## Data about app and page elements
*** Block opens ***
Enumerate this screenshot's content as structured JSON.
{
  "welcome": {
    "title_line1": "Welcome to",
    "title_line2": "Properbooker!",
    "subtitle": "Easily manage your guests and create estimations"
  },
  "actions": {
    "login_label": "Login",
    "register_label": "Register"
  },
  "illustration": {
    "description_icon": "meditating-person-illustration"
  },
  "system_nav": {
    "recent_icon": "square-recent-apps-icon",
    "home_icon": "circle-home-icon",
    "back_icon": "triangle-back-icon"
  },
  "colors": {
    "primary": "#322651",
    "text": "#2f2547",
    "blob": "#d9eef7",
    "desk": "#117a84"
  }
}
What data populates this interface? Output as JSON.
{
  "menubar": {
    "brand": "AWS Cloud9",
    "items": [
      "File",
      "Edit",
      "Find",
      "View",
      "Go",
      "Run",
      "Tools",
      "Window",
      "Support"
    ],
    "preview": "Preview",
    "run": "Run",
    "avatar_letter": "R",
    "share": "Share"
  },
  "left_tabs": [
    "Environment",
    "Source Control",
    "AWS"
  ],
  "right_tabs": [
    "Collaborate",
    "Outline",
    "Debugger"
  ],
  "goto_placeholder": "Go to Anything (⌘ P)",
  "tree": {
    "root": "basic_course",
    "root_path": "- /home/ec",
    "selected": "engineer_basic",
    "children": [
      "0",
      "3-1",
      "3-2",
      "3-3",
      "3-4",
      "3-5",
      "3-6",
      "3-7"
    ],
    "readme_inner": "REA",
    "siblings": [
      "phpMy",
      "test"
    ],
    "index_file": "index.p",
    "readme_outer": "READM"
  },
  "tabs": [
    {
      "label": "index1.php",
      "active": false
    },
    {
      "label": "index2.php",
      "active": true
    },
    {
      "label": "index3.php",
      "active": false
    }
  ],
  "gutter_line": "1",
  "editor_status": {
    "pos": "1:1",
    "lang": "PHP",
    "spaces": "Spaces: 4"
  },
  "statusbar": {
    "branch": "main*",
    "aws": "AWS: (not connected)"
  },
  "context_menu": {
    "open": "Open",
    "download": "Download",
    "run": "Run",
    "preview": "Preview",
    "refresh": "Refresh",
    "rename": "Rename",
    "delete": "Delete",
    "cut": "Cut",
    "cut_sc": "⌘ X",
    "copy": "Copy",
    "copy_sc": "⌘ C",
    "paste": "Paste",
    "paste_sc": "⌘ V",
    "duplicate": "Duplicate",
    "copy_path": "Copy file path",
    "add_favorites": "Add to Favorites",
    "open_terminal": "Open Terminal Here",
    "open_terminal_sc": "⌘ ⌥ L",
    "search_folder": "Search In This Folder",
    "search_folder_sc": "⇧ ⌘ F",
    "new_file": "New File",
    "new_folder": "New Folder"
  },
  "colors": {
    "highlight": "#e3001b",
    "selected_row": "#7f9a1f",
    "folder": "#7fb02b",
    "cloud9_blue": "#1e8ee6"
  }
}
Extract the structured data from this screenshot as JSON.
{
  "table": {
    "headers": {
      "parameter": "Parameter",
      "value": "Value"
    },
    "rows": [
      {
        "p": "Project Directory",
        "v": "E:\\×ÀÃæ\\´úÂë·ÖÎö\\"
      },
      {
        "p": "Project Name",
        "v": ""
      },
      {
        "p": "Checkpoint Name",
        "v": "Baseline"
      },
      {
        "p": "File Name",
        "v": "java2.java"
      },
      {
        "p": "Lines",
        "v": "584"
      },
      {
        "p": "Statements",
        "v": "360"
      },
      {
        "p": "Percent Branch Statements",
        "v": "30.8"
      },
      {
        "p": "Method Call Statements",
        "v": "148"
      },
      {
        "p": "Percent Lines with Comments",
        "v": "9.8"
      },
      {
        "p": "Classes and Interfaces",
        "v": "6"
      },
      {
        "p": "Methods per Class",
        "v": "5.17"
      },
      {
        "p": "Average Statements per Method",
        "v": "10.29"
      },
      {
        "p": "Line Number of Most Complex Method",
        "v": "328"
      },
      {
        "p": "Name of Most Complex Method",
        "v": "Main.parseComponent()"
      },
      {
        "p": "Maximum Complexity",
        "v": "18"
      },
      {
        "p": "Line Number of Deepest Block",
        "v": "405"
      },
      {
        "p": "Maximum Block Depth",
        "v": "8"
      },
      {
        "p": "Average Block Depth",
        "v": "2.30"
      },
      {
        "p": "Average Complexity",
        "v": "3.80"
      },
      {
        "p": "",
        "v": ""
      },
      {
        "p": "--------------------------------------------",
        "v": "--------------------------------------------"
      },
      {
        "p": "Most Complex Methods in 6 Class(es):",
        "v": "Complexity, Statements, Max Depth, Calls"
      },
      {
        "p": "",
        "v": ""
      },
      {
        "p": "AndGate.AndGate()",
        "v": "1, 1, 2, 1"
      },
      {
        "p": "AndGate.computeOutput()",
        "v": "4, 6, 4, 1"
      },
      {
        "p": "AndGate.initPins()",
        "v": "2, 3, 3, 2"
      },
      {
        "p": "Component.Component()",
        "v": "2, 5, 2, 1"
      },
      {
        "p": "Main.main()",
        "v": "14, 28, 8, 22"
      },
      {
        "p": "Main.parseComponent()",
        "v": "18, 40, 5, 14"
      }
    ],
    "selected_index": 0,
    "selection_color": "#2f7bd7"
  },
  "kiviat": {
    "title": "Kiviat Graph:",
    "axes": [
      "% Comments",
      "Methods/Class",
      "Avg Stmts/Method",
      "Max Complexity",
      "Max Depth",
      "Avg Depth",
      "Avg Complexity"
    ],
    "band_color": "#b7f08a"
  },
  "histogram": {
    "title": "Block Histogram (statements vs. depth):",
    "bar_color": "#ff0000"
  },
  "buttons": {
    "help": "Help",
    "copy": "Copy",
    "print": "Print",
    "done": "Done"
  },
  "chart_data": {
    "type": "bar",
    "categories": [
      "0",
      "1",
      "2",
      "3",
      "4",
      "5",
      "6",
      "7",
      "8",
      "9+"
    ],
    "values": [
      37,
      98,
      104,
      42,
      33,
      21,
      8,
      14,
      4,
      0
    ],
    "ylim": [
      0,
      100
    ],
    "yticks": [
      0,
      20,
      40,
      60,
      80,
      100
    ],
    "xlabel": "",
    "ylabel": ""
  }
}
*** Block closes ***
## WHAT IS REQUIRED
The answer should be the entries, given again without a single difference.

## FINAL ANSWER
Enumerate this screenshot's content as structured JSON.
{
  "welcome": {
    "title_line1": "Welcome to",
    "title_line2": "Properbooker!",
    "subtitle": "Easily manage your guests and create estimations"
  },
  "actions": {
    "login_label": "Login",
    "register_label": "Register"
  },
  "illustration": {
    "description_icon": "meditating-person-illustration"
  },
  "system_nav": {
    "recent_icon": "square-recent-apps-icon",
    "home_icon": "circle-home-icon",
    "back_icon": "triangle-back-icon"
  },
  "colors": {
    "primary": "#322651",
    "text": "#2f2547",
    "blob": "#d9eef7",
    "desk": "#117a84"
  }
}
What data populates this interface? Output as JSON.
{
  "menubar": {
    "brand": "AWS Cloud9",
    "items": [
      "File",
      "Edit",
      "Find",
      "View",
      "Go",
      "Run",
      "Tools",
      "Window",
      "Support"
    ],
    "preview": "Preview",
    "run": "Run",
    "avatar_letter": "R",
    "share": "Share"
  },
  "left_tabs": [
    "Environment",
    "Source Control",
    "AWS"
  ],
  "right_tabs": [
    "Collaborate",
    "Outline",
    "Debugger"
  ],
  "goto_placeholder": "Go to Anything (⌘ P)",
  "tree": {
    "root": "basic_course",
    "root_path": "- /home/ec",
    "selected": "engineer_basic",
    "children": [
      "0",
      "3-1",
      "3-2",
      "3-3",
      "3-4",
      "3-5",
      "3-6",
      "3-7"
    ],
    "readme_inner": "REA",
    "siblings": [
      "phpMy",
      "test"
    ],
    "index_file": "index.p",
    "readme_outer": "READM"
  },
  "tabs": [
    {
      "label": "index1.php",
      "active": false
    },
    {
      "label": "index2.php",
      "active": true
    },
    {
      "label": "index3.php",
      "active": false
    }
  ],
  "gutter_line": "1",
  "editor_status": {
    "pos": "1:1",
    "lang": "PHP",
    "spaces": "Spaces: 4"
  },
  "statusbar": {
    "branch": "main*",
    "aws": "AWS: (not connected)"
  },
  "context_menu": {
    "open": "Open",
    "download": "Download",
    "run": "Run",
    "preview": "Preview",
    "refresh": "Refresh",
    "rename": "Rename",
    "delete": "Delete",
    "cut": "Cut",
    "cut_sc": "⌘ X",
    "copy": "Copy",
    "copy_sc": "⌘ C",
    "paste": "Paste",
    "paste_sc": "⌘ V",
    "duplicate": "Duplicate",
    "copy_path": "Copy file path",
    "add_favorites": "Add to Favorites",
    "open_terminal": "Open Terminal Here",
    "open_terminal_sc": "⌘ ⌥ L",
    "search_folder": "Search In This Folder",
    "search_folder_sc": "⇧ ⌘ F",
    "new_file": "New File",
    "new_folder": "New Folder"
  },
  "colors": {
    "highlight": "#e3001b",
    "selected_row": "#7f9a1f",
    "folder": "#7fb02b",
    "cloud9_blue": "#1e8ee6"
  }
}
Extract the structured data from this screenshot as JSON.
{
  "table": {
    "headers": {
      "parameter": "Parameter",
      "value": "Value"
    },
    "rows": [
      {
        "p": "Project Directory",
        "v": "E:\\×ÀÃæ\\´úÂë·ÖÎö\\"
      },
      {
        "p": "Project Name",
        "v": ""
      },
      {
        "p": "Checkpoint Name",
        "v": "Baseline"
      },
      {
        "p": "File Name",
        "v": "java2.java"
      },
      {
        "p": "Lines",
        "v": "584"
      },
      {
        "p": "Statements",
        "v": "360"
      },
      {
        "p": "Percent Branch Statements",
        "v": "30.8"
      },
      {
        "p": "Method Call Statements",
        "v": "148"
      },
      {
        "p": "Percent Lines with Comments",
        "v": "9.8"
      },
      {
        "p": "Classes and Interfaces",
        "v": "6"
      },
      {
        "p": "Methods per Class",
        "v": "5.17"
      },
      {
        "p": "Average Statements per Method",
        "v": "10.29"
      },
      {
        "p": "Line Number of Most Complex Method",
        "v": "328"
      },
      {
        "p": "Name of Most Complex Method",
        "v": "Main.parseComponent()"
      },
      {
        "p": "Maximum Complexity",
        "v": "18"
      },
      {
        "p": "Line Number of Deepest Block",
        "v": "405"
      },
      {
        "p": "Maximum Block Depth",
        "v": "8"
      },
      {
        "p": "Average Block Depth",
        "v": "2.30"
      },
      {
        "p": "Average Complexity",
        "v": "3.80"
      },
      {
        "p": "",
        "v": ""
      },
      {
        "p": "--------------------------------------------",
        "v": "--------------------------------------------"
      },
      {
        "p": "Most Complex Methods in 6 Class(es):",
        "v": "Complexity, Statements, Max Depth, Calls"
      },
      {
        "p": "",
        "v": ""
      },
      {
        "p": "AndGate.AndGate()",
        "v": "1, 1, 2, 1"
      },
      {
        "p": "AndGate.computeOutput()",
        "v": "4, 6, 4, 1"
      },
      {
        "p": "AndGate.initPins()",
        "v": "2, 3, 3, 2"
      },
      {
        "p": "Component.Component()",
        "v": "2, 5, 2, 1"
      },
      {
        "p": "Main.main()",
        "v": "14, 28, 8, 22"
      },
      {
        "p": "Main.parseComponent()",
        "v": "18, 40, 5, 14"
      }
    ],
    "selected_index": 0,
    "selection_color": "#2f7bd7"
  },
  "kiviat": {
    "title": "Kiviat Graph:",
    "axes": [
      "% Comments",
      "Methods/Class",
      "Avg Stmts/Method",
      "Max Complexity",
      "Max Depth",
      "Avg Depth",
      "Avg Complexity"
    ],
    "band_color": "#b7f08a"
  },
  "histogram": {
    "title": "Block Histogram (statements vs. depth):",
    "bar_color": "#ff0000"
  },
  "buttons": {
    "help": "Help",
    "copy": "Copy",
    "print": "Print",
    "done": "Done"
  },
  "chart_data": {
    "type": "bar",
    "categories": [
      "0",
      "1",
      "2",
      "3",
      "4",
      "5",
      "6",
      "7",
      "8",
      "9+"
    ],
    "values": [
      37,
      98,
      104,
      42,
      33,
      21,
      8,
      14,
      4,
      0
    ],
    "ylim": [
      0,
      100
    ],
    "yticks": [
      0,
      20,
      40,
      60,
      80,
      100
    ],
    "xlabel": "",
    "ylabel": ""
  }
}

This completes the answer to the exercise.